Another alternative is to make the best of it and turn the stump into a seat or as a base for a potted plant.
Need a lawn in a shady spot? Most garden centers sell lawn seed mixtures formulated just for shade. These grasses are composed of shade tolerant “fine leafed fescues” which are usually combinations of sheep fescue, red fescue, chewings fescue and other special varieties. These tend to have a finer bladed leaf than traditional bluegrass, but from a distance, it looks identical to most bluegrass.
Now is a good time to sow lawn seed. Lightly rake the seed in for good soil contact. Keep the area moist until you see germination.
Now is the perfect time to clean and inspect your lawn mower. Be sure you have sharp blades as dull blades increase gas usage and may cause brown tips on the tips of leaves. Here is a link on how to sharpen your own blade.
Fresh gasoline is critical to your lawn mower’s performance. Use 87 octane or higher. Rustproof plastic gas cans are preferred for storing gasoline. Gasoline that has sat for longer periods can accumulate harmful moisture causing octane loss and carburetor clogging.
Of course, you can forget all the headaches in dealing with gas and instead buy an engine-less push lawn mower or an electric powered mower. Cordless electric mowers are easier to use than corded electric mowers and are great for medium to small yards.
Gardening With Altitude – Cheyenne’s newest garden center has opened for the 2016 Season at a New Location at 1101 Logan Ave, Cheyenne WY Call 307-231-4184 for information.
Store Hours 8:00am – 6:00pm daily
Show your Botanic Garden Membership Card and receive 10% off!
Tomatillo, is is an easy to grow garden fruit related to the tomato. Each fruit is surrounded
by a green to tan papery husk covering. When the fruit fills the papery husk, it is ready for harvest. Remove the husk before eating. It tastes like a cross between a lemon, pineapple and tomato. Chefs love to highlight the tart-tangy flavor of tomatillos.

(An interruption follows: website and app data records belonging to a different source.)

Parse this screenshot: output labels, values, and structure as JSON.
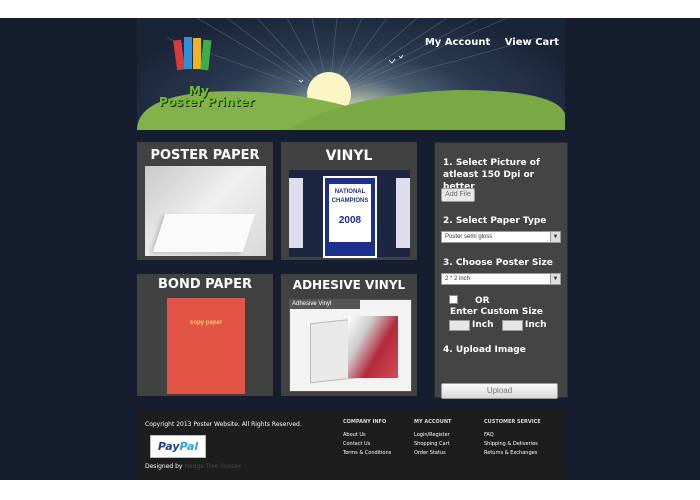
{
  "header": {
    "logo_line1": "My",
    "logo_line2": "Poster Printer",
    "nav": [
      "My Account",
      "View Cart"
    ]
  },
  "products": [
    {
      "title": "POSTER PAPER"
    },
    {
      "title": "VINYL",
      "image_text": {
        "line1": "NATIONAL",
        "line2": "CHAMPIONS",
        "year": "2008"
      }
    },
    {
      "title": "BOND PAPER",
      "image_text": "copy paper"
    },
    {
      "title": "ADHESIVE VINYL",
      "image_text": "Adhesive Vinyl"
    }
  ],
  "order_form": {
    "step1": "1. Select Picture of atleast 150 Dpi or better",
    "add_file": "Add File",
    "step2": "2. Select Paper Type",
    "paper_type_value": "Poster semi gloss",
    "step3": "3. Choose Poster Size",
    "poster_size_value": "2 * 2 inch",
    "or_label": "OR",
    "custom_size_label": "Enter Custom Size",
    "inch_label": "Inch",
    "step4": "4. Upload Image",
    "upload_button": "Upload"
  },
  "footer": {
    "copyright": "Copyright 2013 Poster Website. All Rights Reserved.",
    "paypal_part1": "Pay",
    "paypal_part2": "Pal",
    "designed_by": "Designed by",
    "designer": "Hedge Tree Sussex",
    "columns": [
      {
        "heading": "COMPANY INFO",
        "links": [
          "About Us",
          "Contact Us",
          "Terms & Conditions"
        ]
      },
      {
        "heading": "MY ACCOUNT",
        "links": [
          "Login/Register",
          "Shopping Cart",
          "Order Status"
        ]
      },
      {
        "heading": "CUSTOMER SERVICE",
        "links": [
          "FAQ",
          "Shipping & Deliveries",
          "Returns & Exchanges"
        ]
      }
    ]
  },
  "colors": {
    "page_bg": "#161d2e",
    "tile_bg": "#414141",
    "logo_green": "#6fbf2a",
    "grass_green": "#84b24a"
  },
  "icons": [
    "logo-books-icon",
    "bird-icon",
    "sun-icon",
    "dropdown-arrow-icon"
  ]
}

They are high in vitamin C and antioxidants. (more…)
Check out this New York Times/AccuWeather graphic of exactly how much warmer Cheyenne was last year compared to normal.
Click here to see.